American Academy of Dermatology (AAD) keeps in mind that 80 million men and women in America have hereditary loss of hair (alopecia).
It can impact simply the hair on your scalp or your entire body. Although alopecia is more widespread in older adults, extreme hair loss can occur in kids too.
It's regular to lose between 50 and 100 hairs a day. With about 100,000 hairs on your head, that little loss isn't noticeable.
New hair normally changes the lost hair, however this doesn't constantly happen. Loss of hair can develop slowly over years or happen quickly. Loss of hair can be long-term or short-term.
It's impossible to count the amount of hair lost on a given day. You may be losing more hair than is regular if you see a big amount of hair in the drain after cleaning your hair or clumps of hair in your brush. You might also discover thinning patches of hair or baldness.
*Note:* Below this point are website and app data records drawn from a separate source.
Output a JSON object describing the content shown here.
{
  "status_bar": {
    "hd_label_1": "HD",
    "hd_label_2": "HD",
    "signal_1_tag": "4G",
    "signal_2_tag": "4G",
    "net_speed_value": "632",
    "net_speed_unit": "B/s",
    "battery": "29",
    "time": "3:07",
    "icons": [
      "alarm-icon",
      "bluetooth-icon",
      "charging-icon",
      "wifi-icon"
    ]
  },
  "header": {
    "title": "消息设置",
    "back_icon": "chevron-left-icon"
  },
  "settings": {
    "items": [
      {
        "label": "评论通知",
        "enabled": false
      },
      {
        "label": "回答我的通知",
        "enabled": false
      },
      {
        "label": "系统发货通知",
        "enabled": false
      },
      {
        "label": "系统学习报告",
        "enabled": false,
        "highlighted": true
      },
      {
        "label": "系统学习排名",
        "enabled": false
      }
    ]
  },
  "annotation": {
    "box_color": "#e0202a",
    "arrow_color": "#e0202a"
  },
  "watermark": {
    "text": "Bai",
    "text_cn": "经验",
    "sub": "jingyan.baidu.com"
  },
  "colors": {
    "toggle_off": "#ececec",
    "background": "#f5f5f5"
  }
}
If you discover that you're losing more hair than normal, you ought to go over the issue with your doctor. They can determine the underlying cause of your loss of hair and recommend proper treatment plans.
What triggers hair loss?
Initially, your doctor or dermatologist (a doctor who concentrates on skin issues) will attempt to figure out the underlying cause of your loss of hair. The most typical reason for hair loss is hereditary male- or female-pattern baldness.
If you have a household history of baldness, you may have this kind of loss of hair. Certain sex hormones can trigger hereditary loss of hair. It may begin as early as puberty.
In some cases, hair loss may accompany a basic halt in the cycle of hair development. Significant health problems, surgeries, or terrible occasions can set off loss of hair. Nevertheless, your hair will generally start growing back without treatment.
Hormone changes can cause short-lived loss of hair. Examples include:
discontinuing using birth control pills menopause Medical conditions that can cause loss of hair include:
thyroid illness alopecia location (an autoimmune illness that attacks hair roots) scalp infections like ringworm Diseases that cause scarring, such as lichen planus and some types of lupus, can lead to long-term loss of hair because of the scarring.
Loss of hair can also be because of medications used to deal with:
cancer hypertension arthritis depression
A physical or psychological shock may set off noticeable loss of hair. Examples of this kind of shock include:
a death in the family
a high fever
Individuals with trichotillomania (hair-pulling condition) have a requirement to pull out their hair, normally from their head, eyebrows, or eyelashes.
Traction hair loss can be due to hairdos that put pressure on the roots by pulling the hair back extremely securely.
A diet doing not have in protein iron, and other nutrients can likewise lead to thinning hair.